(SUPPLIED DATA begins)
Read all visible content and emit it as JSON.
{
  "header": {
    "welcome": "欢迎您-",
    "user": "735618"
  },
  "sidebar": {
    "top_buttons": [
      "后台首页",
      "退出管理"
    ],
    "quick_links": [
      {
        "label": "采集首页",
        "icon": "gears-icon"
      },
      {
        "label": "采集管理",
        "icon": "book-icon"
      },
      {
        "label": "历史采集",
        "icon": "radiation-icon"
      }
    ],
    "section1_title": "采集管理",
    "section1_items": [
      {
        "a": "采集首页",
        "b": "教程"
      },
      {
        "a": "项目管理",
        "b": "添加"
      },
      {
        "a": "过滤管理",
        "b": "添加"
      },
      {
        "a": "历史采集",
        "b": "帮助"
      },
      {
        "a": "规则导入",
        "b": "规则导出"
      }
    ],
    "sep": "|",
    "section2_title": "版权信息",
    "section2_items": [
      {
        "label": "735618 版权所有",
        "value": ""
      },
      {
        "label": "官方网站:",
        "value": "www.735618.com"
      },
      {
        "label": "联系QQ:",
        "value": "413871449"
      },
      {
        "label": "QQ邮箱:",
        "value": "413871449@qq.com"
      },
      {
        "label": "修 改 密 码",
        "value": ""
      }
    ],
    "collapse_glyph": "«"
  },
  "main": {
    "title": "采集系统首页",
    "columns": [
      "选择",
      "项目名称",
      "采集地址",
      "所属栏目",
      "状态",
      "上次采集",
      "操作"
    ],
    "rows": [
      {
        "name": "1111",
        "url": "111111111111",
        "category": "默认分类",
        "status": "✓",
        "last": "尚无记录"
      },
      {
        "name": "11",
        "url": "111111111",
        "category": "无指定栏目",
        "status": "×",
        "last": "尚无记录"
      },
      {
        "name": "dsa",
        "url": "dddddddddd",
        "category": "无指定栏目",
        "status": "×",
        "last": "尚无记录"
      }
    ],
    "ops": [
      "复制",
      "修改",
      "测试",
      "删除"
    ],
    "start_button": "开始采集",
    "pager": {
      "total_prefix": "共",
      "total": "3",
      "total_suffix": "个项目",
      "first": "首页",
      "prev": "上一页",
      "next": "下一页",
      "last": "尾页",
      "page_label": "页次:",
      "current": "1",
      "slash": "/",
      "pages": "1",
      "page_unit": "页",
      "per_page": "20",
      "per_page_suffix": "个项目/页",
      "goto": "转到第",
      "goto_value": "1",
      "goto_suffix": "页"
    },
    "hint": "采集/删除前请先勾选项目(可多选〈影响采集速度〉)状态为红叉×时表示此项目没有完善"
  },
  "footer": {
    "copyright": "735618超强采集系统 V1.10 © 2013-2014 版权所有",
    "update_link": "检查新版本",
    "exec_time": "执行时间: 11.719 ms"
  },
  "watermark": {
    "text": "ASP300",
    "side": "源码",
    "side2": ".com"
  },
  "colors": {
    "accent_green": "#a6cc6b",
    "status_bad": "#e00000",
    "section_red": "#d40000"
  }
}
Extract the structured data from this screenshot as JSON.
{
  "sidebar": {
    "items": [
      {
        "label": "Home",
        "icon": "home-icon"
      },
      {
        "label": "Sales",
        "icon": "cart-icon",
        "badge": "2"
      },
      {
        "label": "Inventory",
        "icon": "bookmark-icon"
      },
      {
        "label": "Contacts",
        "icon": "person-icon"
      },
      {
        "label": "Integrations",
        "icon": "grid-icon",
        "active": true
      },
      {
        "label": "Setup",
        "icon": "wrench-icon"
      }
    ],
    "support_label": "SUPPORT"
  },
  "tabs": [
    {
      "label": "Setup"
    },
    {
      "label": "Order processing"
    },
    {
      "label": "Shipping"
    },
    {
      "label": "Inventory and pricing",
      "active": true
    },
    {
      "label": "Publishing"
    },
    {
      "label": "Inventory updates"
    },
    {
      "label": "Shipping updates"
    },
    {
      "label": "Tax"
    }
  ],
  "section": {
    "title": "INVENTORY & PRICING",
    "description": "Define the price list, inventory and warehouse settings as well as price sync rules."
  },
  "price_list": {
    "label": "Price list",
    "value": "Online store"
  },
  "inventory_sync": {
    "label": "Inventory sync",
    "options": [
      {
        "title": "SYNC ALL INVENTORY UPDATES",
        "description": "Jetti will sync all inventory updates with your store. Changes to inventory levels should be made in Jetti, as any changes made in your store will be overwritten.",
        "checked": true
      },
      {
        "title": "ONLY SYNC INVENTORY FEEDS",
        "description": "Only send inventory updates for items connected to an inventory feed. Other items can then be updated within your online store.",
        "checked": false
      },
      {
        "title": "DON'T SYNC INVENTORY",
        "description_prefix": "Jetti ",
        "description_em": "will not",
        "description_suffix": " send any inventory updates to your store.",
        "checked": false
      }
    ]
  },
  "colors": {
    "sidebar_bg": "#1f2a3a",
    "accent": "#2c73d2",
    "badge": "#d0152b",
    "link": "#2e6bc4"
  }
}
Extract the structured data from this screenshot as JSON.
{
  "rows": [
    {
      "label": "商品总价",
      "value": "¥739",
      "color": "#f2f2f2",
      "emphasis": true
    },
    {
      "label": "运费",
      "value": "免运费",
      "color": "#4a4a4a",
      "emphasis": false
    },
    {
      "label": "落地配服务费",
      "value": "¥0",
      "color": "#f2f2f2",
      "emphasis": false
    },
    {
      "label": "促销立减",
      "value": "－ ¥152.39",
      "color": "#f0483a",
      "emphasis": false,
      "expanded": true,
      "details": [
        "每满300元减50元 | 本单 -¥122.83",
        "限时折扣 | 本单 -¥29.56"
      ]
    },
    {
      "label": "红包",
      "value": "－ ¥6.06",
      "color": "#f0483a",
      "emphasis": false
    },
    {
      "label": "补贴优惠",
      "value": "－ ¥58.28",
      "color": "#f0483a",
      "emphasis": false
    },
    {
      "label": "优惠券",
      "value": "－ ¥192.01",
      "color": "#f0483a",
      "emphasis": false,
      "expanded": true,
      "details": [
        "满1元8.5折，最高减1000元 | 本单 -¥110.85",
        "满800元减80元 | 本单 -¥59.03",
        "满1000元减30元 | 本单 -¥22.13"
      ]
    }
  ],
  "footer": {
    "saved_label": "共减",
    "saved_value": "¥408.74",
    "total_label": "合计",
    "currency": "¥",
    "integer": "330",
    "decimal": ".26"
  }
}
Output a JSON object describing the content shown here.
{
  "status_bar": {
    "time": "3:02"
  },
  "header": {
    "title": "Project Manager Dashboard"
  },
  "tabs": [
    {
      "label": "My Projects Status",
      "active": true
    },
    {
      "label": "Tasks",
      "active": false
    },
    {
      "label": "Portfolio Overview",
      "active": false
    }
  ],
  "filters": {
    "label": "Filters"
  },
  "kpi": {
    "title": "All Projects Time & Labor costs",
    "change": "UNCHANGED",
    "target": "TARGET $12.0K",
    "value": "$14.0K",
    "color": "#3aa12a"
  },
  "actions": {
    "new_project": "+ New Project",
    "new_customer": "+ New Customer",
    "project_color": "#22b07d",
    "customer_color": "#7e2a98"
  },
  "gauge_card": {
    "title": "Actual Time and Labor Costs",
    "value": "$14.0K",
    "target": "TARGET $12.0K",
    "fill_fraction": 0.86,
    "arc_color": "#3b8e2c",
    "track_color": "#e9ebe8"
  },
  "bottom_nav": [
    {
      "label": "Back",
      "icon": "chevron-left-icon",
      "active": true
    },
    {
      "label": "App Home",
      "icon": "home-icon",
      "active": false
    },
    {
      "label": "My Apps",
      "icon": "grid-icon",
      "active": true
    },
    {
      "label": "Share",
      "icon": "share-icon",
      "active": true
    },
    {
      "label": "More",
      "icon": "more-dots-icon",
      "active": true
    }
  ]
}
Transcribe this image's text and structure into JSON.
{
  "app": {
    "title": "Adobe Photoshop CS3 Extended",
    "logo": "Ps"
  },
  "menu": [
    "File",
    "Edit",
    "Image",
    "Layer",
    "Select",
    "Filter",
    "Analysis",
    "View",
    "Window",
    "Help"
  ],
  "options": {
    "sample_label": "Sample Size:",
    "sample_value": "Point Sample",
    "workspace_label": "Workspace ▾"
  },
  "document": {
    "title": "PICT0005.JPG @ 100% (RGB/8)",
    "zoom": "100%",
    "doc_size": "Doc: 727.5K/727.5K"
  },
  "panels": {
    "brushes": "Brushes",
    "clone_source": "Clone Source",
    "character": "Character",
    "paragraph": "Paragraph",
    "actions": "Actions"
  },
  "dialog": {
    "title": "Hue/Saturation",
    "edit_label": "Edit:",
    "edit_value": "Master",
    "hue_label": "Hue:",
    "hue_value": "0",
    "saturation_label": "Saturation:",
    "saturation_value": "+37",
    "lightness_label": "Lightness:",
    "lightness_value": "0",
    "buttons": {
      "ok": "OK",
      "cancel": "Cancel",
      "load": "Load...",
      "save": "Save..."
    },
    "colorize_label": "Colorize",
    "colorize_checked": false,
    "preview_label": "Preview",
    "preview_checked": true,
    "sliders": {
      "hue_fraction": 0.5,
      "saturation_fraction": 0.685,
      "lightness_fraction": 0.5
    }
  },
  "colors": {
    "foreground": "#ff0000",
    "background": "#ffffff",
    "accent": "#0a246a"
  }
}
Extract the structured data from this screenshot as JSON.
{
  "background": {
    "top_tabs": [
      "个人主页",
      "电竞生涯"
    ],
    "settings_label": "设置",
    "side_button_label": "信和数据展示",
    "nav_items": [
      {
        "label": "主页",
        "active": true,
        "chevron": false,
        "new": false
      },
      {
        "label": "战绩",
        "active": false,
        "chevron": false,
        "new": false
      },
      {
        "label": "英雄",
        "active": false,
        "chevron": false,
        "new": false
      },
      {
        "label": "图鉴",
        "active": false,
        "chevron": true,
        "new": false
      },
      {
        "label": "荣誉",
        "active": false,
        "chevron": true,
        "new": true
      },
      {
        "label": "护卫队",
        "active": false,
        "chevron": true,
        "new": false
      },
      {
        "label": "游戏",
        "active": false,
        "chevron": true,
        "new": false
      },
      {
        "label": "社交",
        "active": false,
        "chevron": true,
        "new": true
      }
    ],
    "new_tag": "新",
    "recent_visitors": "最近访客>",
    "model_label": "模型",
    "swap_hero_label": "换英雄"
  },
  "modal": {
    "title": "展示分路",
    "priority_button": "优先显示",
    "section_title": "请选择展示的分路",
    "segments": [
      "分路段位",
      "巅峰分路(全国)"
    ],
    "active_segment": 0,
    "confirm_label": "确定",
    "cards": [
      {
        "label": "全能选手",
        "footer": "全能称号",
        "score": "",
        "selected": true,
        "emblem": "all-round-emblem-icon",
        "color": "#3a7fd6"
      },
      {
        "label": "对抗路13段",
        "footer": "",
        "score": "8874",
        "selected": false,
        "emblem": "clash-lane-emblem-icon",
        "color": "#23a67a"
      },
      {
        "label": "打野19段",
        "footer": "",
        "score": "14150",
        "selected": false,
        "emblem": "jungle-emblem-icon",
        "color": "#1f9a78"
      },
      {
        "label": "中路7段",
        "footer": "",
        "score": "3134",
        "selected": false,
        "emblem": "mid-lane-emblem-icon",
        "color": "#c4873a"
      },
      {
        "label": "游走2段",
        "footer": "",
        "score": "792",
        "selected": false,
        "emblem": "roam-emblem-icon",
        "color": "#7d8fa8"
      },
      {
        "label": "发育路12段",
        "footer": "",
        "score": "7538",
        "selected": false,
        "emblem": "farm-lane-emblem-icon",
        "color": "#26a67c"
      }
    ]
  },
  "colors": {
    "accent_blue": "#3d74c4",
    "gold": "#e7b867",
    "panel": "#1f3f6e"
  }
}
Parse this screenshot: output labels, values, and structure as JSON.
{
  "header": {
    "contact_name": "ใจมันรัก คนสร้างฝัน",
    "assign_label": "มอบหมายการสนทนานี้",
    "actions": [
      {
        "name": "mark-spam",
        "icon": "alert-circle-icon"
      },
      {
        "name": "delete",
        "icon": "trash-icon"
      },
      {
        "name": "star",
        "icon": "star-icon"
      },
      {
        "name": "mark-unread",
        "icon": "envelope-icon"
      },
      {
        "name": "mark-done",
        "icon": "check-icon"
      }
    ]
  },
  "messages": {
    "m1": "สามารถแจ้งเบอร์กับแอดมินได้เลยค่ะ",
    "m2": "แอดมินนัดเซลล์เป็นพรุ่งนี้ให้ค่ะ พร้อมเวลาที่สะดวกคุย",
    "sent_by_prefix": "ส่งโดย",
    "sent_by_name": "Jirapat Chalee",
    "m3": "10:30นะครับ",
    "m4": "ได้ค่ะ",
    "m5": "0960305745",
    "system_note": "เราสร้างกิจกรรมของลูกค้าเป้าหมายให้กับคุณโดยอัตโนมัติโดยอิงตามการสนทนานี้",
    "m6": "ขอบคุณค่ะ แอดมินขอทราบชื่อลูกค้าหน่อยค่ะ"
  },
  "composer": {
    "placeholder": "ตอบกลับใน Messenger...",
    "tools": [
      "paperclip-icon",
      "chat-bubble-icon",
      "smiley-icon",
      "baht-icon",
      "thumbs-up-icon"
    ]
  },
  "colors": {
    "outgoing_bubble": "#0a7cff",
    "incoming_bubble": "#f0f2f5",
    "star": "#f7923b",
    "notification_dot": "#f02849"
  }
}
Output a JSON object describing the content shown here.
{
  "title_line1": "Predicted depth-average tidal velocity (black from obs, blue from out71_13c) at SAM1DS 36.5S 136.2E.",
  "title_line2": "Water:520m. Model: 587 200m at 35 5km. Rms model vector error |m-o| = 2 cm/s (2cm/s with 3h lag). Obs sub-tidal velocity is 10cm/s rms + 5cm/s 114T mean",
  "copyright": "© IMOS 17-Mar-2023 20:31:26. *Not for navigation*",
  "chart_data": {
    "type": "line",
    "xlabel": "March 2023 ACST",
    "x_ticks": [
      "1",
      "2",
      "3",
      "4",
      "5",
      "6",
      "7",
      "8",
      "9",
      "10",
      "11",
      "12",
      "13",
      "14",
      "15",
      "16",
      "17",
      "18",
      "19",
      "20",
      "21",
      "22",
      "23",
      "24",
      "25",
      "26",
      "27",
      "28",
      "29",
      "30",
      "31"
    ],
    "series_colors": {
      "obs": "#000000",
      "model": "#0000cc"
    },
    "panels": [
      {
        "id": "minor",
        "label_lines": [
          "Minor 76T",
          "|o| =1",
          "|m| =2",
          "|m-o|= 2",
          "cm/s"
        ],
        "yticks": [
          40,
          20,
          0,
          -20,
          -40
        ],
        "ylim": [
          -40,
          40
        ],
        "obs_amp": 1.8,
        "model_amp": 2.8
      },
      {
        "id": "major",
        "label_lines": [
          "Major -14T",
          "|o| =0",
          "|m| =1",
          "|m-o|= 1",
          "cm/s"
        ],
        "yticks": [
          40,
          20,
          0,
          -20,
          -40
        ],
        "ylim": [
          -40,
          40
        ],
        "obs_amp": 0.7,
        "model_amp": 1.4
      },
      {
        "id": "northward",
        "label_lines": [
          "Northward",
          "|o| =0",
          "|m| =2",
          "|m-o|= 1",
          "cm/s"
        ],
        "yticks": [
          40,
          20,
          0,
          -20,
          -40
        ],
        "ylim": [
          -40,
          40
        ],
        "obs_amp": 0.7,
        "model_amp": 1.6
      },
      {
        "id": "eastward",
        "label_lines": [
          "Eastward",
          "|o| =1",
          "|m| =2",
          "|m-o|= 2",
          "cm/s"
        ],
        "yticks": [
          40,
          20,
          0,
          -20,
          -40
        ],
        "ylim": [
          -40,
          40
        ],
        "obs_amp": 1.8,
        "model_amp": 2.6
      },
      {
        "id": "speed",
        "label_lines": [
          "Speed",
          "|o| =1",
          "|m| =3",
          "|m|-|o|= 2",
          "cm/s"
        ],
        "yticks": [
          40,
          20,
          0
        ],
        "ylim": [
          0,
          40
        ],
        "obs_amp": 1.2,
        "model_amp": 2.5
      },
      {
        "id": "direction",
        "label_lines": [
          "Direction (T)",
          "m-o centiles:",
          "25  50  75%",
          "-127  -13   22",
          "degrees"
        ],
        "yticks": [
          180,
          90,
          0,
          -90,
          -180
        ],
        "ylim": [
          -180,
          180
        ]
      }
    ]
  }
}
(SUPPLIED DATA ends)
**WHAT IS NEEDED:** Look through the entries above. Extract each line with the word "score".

**EXERCISE ANSWER:**
        "score": "",
        "score": "8874",
        "score": "14150",
        "score": "3134",
        "score": "792",
        "score": "7538",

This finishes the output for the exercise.